**TASK BRIEF**
Where the data below has the string "file", return the whole line.

**INPUT DATA**
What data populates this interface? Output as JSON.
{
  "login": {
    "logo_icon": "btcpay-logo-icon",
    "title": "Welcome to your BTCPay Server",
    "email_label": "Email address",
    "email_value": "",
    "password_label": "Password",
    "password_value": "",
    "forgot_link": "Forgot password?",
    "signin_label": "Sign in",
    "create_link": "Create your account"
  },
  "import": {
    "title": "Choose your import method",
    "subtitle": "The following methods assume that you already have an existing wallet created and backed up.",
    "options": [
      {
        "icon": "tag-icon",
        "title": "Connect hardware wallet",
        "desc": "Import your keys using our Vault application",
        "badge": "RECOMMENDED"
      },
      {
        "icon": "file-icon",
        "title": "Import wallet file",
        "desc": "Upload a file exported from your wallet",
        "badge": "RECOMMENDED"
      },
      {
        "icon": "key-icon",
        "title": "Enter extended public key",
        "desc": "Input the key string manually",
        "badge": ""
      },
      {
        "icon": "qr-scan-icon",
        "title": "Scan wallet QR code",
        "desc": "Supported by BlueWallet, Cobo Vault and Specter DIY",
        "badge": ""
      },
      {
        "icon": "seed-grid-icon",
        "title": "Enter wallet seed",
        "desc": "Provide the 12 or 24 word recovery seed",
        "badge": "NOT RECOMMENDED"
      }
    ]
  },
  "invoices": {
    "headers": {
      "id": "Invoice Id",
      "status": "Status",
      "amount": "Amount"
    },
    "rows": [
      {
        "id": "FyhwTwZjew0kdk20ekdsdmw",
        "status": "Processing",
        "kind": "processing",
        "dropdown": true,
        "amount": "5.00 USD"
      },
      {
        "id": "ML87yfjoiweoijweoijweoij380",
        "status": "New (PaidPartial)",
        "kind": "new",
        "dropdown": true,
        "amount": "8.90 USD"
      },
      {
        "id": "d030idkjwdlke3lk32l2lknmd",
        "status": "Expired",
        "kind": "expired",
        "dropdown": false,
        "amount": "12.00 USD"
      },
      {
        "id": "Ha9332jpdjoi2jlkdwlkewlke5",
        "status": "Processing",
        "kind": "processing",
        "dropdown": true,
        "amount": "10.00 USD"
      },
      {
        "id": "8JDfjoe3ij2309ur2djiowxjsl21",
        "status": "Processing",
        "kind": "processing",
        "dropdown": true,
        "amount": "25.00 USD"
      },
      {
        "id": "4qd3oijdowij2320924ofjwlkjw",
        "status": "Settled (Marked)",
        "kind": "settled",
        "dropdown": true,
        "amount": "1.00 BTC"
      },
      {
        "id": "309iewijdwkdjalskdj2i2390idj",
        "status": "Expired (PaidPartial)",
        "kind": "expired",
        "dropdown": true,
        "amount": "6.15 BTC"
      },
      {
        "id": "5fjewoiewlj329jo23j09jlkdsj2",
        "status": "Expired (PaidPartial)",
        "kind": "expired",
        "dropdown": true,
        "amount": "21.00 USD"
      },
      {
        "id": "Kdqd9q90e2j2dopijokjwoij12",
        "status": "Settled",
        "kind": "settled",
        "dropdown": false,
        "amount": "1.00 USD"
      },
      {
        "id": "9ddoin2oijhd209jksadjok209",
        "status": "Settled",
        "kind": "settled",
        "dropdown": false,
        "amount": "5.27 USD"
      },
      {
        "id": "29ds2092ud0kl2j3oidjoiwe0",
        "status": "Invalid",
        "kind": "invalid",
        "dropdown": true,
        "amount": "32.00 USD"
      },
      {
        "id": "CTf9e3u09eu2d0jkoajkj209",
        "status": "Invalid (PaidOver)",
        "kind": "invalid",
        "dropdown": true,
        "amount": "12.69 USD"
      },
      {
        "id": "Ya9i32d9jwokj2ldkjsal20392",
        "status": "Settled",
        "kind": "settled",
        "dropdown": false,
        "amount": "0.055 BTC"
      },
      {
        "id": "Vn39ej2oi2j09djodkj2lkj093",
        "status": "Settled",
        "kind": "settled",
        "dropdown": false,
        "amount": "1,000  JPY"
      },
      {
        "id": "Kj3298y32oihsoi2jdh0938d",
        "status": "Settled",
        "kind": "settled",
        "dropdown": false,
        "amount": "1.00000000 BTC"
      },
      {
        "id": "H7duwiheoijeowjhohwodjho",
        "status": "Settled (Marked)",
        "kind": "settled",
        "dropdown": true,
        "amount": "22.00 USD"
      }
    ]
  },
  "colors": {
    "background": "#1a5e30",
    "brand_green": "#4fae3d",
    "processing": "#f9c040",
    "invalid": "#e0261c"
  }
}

**YOUR SOLUTION**
        "icon": "file-icon",
        "title": "Import wallet file",
        "desc": "Upload a file exported from your wallet",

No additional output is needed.